43. Pon CK, Lane JR, Sloan EK, Halls ML. The beta2-adrenoceptor activates a positive cAMP-calcium feedforward loop to drive breast cancer cell invasion. FASEB journal. 2016; 30:1144–1154.

44. Cao DX, Wu GH, Yang ZA, Zhang B, Jiang Y, Han YS, He GD, Zhuang QL, Wang YF, Huang ZL, Xi QL. Role of beta1-adrenoceptor in increased lipolysis in cancer cachexia. Cancer science. 2010; 101:1639–1645.

45. McKean-Cowdin R, Li X, Bernstein L, McTiernan A, Ballard-Barbash R, Gauderman WJ, Gilliland F. The ADRB3 Trp64Arg variant and obesity in African-American breast cancer cases. International journal of obesity. 2007; 31:1110–1118.

46. Calvani M, Pelon F, Comito G, Taddei ML, Moretti S, Innocenti S, Nassini R, Gerlini G, Borgognoni L, Bambi F, Giannoni E, Filippi L, Chiarugi P. Norepinephrine promotes tumor microenvironment reactivity through beta3-adrenoreceptors during melanoma progression. Oncotarget. 2015; 6:4615–4632. doi: 10.18632/oncotarget.2652.

47. Coelho M, Moz M, Correia G, Teixeira A, Medeiros R, Ribeiro L. Antiproliferative effects of beta-blockers on human colorectal cancer cells. Oncology reports. 2015; 33:2513–2520.

48. Dal Monte M, Casini G, Filippi L, Nicchia GP, Svelto M, Bagnoli P. Functional involvement of beta3-adrenergic receptors in melanoma growth and vascularization. Journal of molecular medicine. 2013; 91:1407–1419.

49. Wolter JK, Wolter NE, Blanch A, Partridge T, Cheng L, Morgenstern DA, Podkowa M, Kaplan DR, Irwin MS. Anti-tumor activity of the beta-adrenergic receptor antagonist propranolol in neuroblastoma. Oncotarget. 2014; 5:161–172. doi: 10.18632/oncotarget.1083.

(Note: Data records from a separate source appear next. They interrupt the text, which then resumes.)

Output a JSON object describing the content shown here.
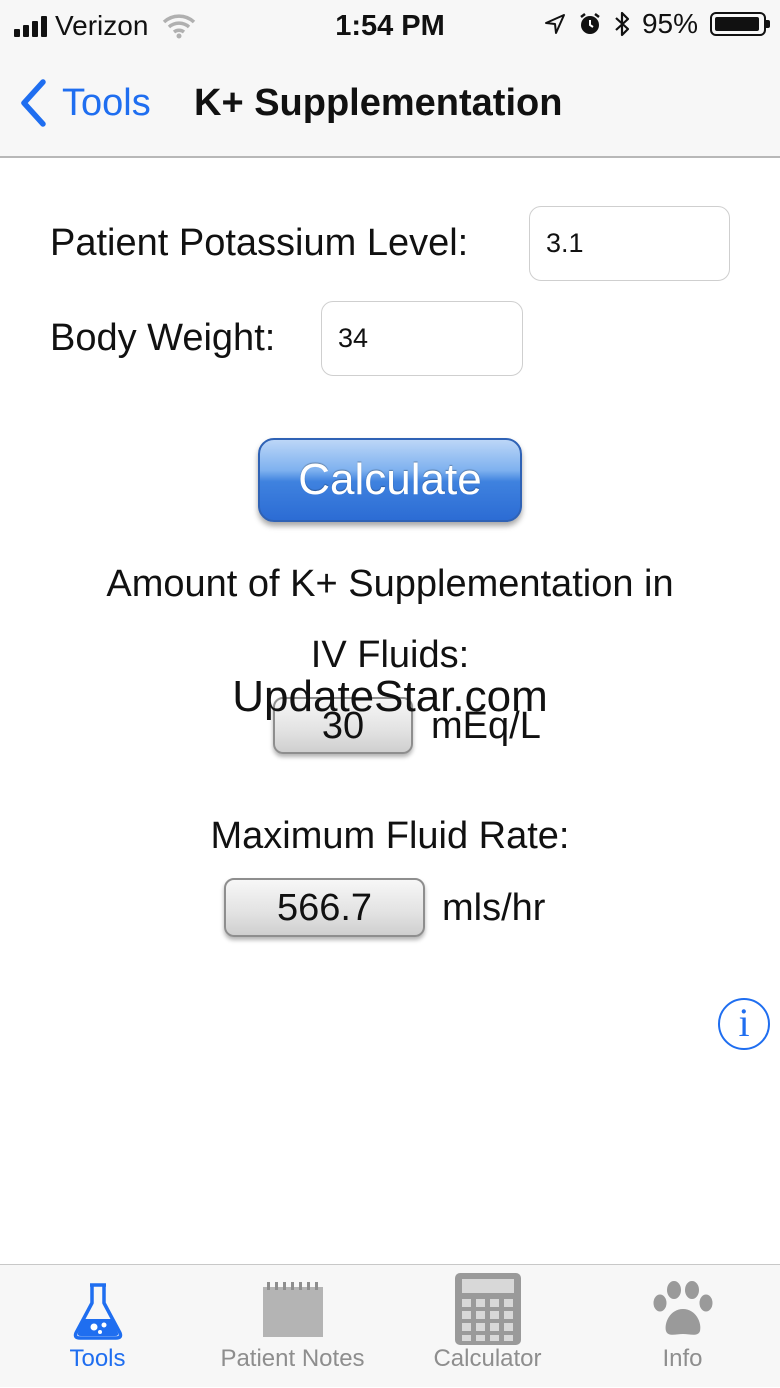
{
  "status_bar": {
    "carrier": "Verizon",
    "time": "1:54 PM",
    "battery_percent": "95%",
    "battery_level": 0.95,
    "icons": [
      "signal-icon",
      "wifi-icon",
      "location-icon",
      "alarm-icon",
      "bluetooth-icon",
      "battery-icon"
    ]
  },
  "nav": {
    "back_label": "Tools",
    "title": "K+ Supplementation"
  },
  "form": {
    "potassium_label": "Patient Potassium Level:",
    "potassium_value": "3.1",
    "weight_label": "Body Weight:",
    "weight_value": "34",
    "calculate_label": "Calculate"
  },
  "results": {
    "supplement_heading_line1": "Amount of K+ Supplementation in",
    "supplement_heading_line2": "IV Fluids:",
    "supplement_value": "30",
    "supplement_unit": "mEq/L",
    "rate_heading": "Maximum Fluid Rate:",
    "rate_value": "566.7",
    "rate_unit": "mls/hr"
  },
  "watermark": "UpdateStar.com",
  "info_button": "i",
  "tabs": [
    {
      "label": "Tools",
      "icon": "flask-icon",
      "active": true
    },
    {
      "label": "Patient Notes",
      "icon": "notepad-icon",
      "active": false
    },
    {
      "label": "Calculator",
      "icon": "calculator-icon",
      "active": false
    },
    {
      "label": "Info",
      "icon": "paw-icon",
      "active": false
    }
  ],
  "colors": {
    "accent": "#1f6ef0",
    "inactive": "#8e8e8e",
    "button_blue": "#3f82df"
  }
}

50. Borcherding DC, Tong W, Hugo ER, Barnard DF, Fox S, LaSance K, Shaughnessy E, Ben-Jonathan N. Expression and therapeutic targeting of dopamine receptor-1 (D1R) in breast cancer. Oncogene. 2016; 35:3103–3113.

51. Medina VA, Rivera ES. Histamine receptors and cancer pharmacology. British journal of pharmacology. 2010; 161:755–767.

52. Obeid EI, Conzen SD. The role of adrenergic signaling in breast cancer biology. Cancer biomarkers. 2013; 13:161–169.

53. Sarrouilhe D, Clarhaut J, Defamie N, Mesnil M. Serotonin and cancer: what is the link? Current molecular medicine. 2015; 15:62–77.

54. Barretina J, Caponigro G, Stransky N, Venkatesan K, Margolin AA, Kim S, Wilson CJ, Lehar J, Kryukov GV, Sonkin D, Reddy A, Liu M, Murray L, et al. The Cancer Cell Line Encyclopedia enables predictive modelling of anticancer drug sensitivity. Nature. 2012; 483:603–607.

55. Urruticoechea A, Smith IE, Dowsett M. Proliferation marker Ki-67 in early breast cancer. Journal of clinical oncology. 2005; 23:7212–7220.

56. Nasrazadani A, Dwivedi A, Otoukesh S, Arenas J, Padilla O, Alvarado A, Sanchez L, Tfayli A, Nahleh Z. Accuracy of Ki-67 with Recurrence Score and Recurrence Score –Pathology – Clinical Assessment in Early Stage Breast Cancer. Annals of Hematology and Oncology. 2014; 1:1011.

Creative Commons License All site content, except where otherwise noted, is licensed under a Creative Commons Attribution 4.0 License.
PII: 14119